It’s not surprising that the press release highlights the link between this acquisition and Descartes’ acquisition of MacroPoint last year. Many of MacroPoint’s existing customers are freight brokers, so bringing these two complementary solutions together enhances the overall value proposition for customers. It also creates the potential for Descartes to have real-time visibility to millions of additional freight moves per year. As Descartes CEO Edward J. Ryan stated, “we now have an opportunity to fully integrate Aljex into the Global Logistics Network. In doing so, we can provide customers with improved access to track shipments and the ability to better utilize increasingly scarce carrier capacity.” I look forward to learning more when I attend the Descartes Evolution User Group Conference next month.
Also this week, 3Gtms announced the release of its 3G-TM transportation management system version 17.2 with continuous pool optimization capabilities:
With continuous pool optimization, users can plan shipments to a consolidation point by pre-determining a specific location or by allowing the algorithm to dynamically determine the optimal consolidation facility. These routes can then be “split”, allowing the execution of multiple movements into consolidation while delaying the determination of the outbound routing until more freight accumulates at the pool location or time limits require the freight to be released from the pool.
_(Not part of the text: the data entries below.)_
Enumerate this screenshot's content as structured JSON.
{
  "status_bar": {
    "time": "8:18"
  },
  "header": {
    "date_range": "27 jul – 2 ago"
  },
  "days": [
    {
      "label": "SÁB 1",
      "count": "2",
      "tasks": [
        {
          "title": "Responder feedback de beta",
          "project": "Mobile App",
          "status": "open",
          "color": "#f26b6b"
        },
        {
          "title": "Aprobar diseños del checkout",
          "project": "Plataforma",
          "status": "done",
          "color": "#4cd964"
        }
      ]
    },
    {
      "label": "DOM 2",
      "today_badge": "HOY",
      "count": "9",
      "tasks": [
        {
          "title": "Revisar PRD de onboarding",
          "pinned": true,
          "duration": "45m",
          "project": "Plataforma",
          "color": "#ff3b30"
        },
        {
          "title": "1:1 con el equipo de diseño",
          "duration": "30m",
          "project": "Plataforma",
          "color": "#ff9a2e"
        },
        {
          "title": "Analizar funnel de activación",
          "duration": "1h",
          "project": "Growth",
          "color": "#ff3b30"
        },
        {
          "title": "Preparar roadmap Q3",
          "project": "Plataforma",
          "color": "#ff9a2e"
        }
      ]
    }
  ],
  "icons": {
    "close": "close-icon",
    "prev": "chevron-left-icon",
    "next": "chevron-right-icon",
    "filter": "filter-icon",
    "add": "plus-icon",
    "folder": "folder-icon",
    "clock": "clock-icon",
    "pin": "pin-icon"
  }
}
Outbound routing from the consolidation facility can be executed independent from (but with consideration of) the inbound movement while still maintaining a single order for each leg of the journey.
As I wrote last March in Pool Distribution Making a Comeback with Manufacturers and Retailers, a growing optimization problem today is responding to more demanding customer requirements — smaller orders and shipment sizes, more frequent and reliable deliveries — in a cost-effective and efficient manner. And that’s why pool distribution is making a comeback today with manufacturers and retailers.
And with that, have a happy weekend!
Song of the Week: “Across The Room” by ODESZA feat. Leon Bridges